WHAT NEEDS TO BE DONE:
Go over the data and copy out each line with "label" in it.

SUPPLIED DATA:
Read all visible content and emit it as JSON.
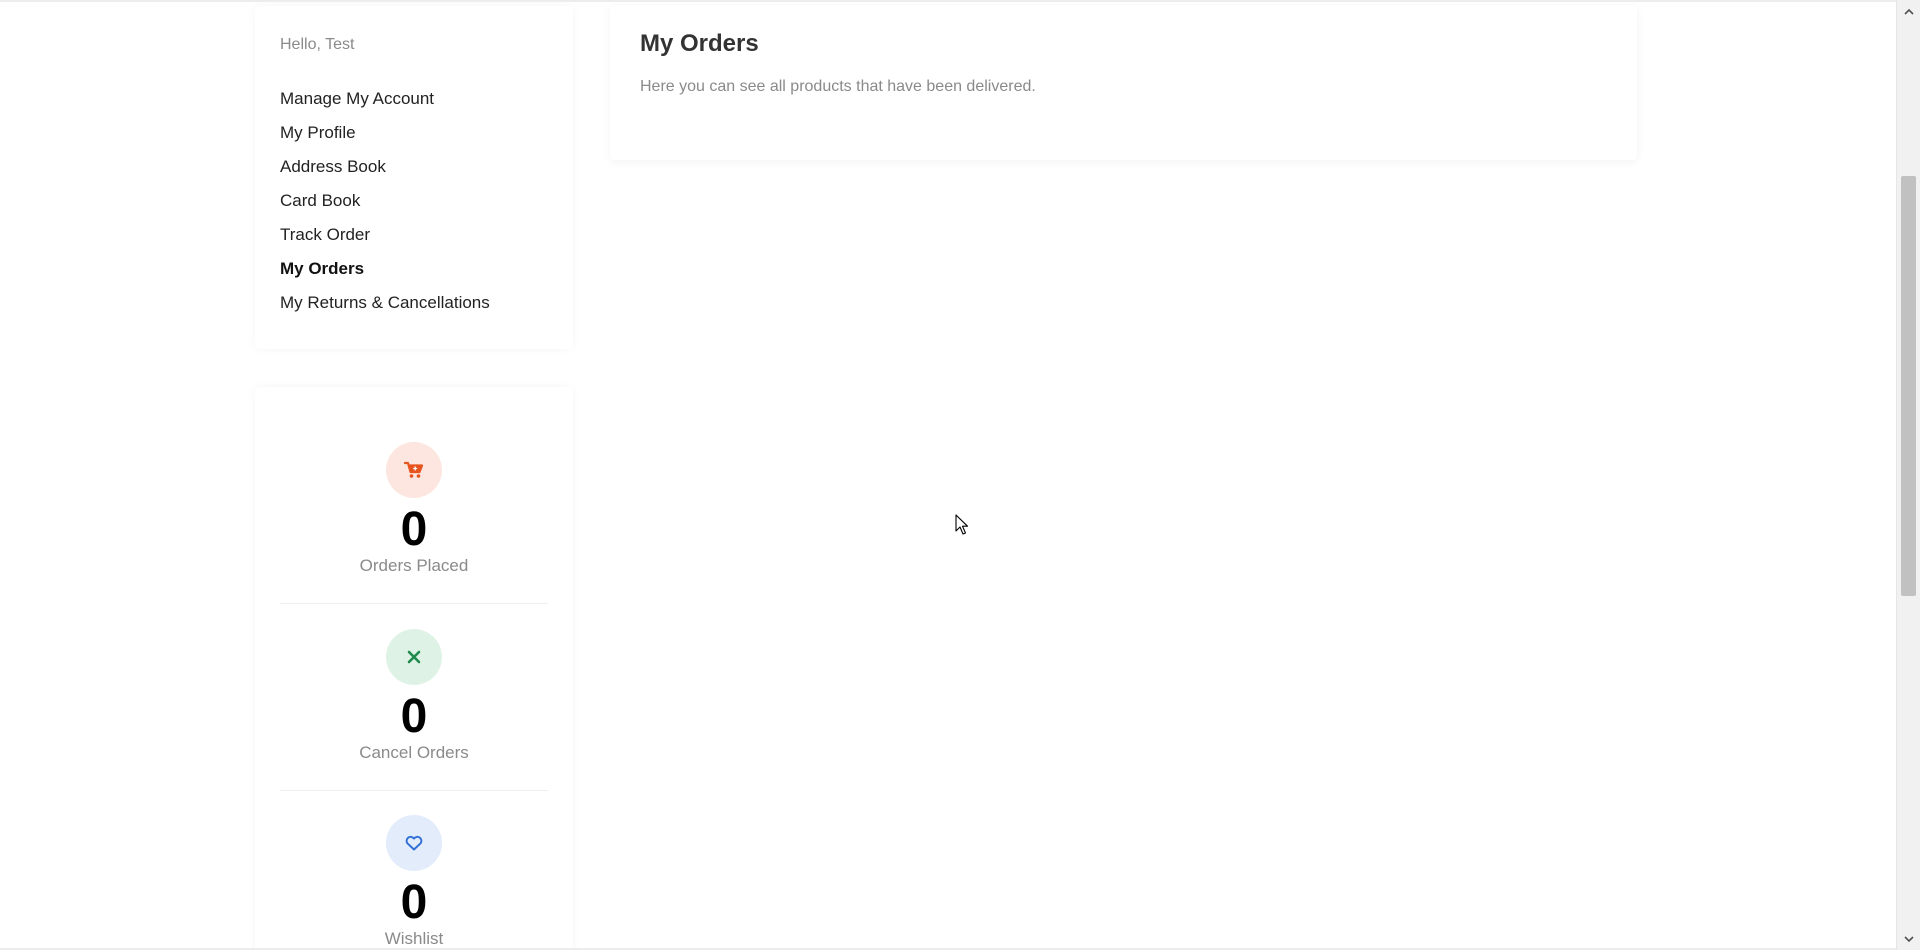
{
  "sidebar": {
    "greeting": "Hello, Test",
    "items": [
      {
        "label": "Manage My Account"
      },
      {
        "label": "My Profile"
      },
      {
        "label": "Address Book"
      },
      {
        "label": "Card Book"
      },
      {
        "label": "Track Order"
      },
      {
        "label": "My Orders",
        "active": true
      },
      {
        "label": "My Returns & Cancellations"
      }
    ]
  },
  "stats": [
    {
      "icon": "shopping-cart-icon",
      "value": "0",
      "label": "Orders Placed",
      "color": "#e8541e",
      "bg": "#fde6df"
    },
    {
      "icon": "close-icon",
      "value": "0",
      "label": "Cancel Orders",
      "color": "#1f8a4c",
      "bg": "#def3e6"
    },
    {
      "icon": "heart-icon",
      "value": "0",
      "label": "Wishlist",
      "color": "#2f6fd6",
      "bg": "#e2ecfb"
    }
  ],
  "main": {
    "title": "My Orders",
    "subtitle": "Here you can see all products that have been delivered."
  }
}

EXPECTED OUTPUT:
        "label": "Manage My Account"
        "label": "My Profile"
        "label": "Address Book"
        "label": "Card Book"
        "label": "Track Order"
        "label": "My Orders",
        "label": "My Returns & Cancellations"
      "label": "Orders Placed",
      "label": "Cancel Orders",
      "label": "Wishlist",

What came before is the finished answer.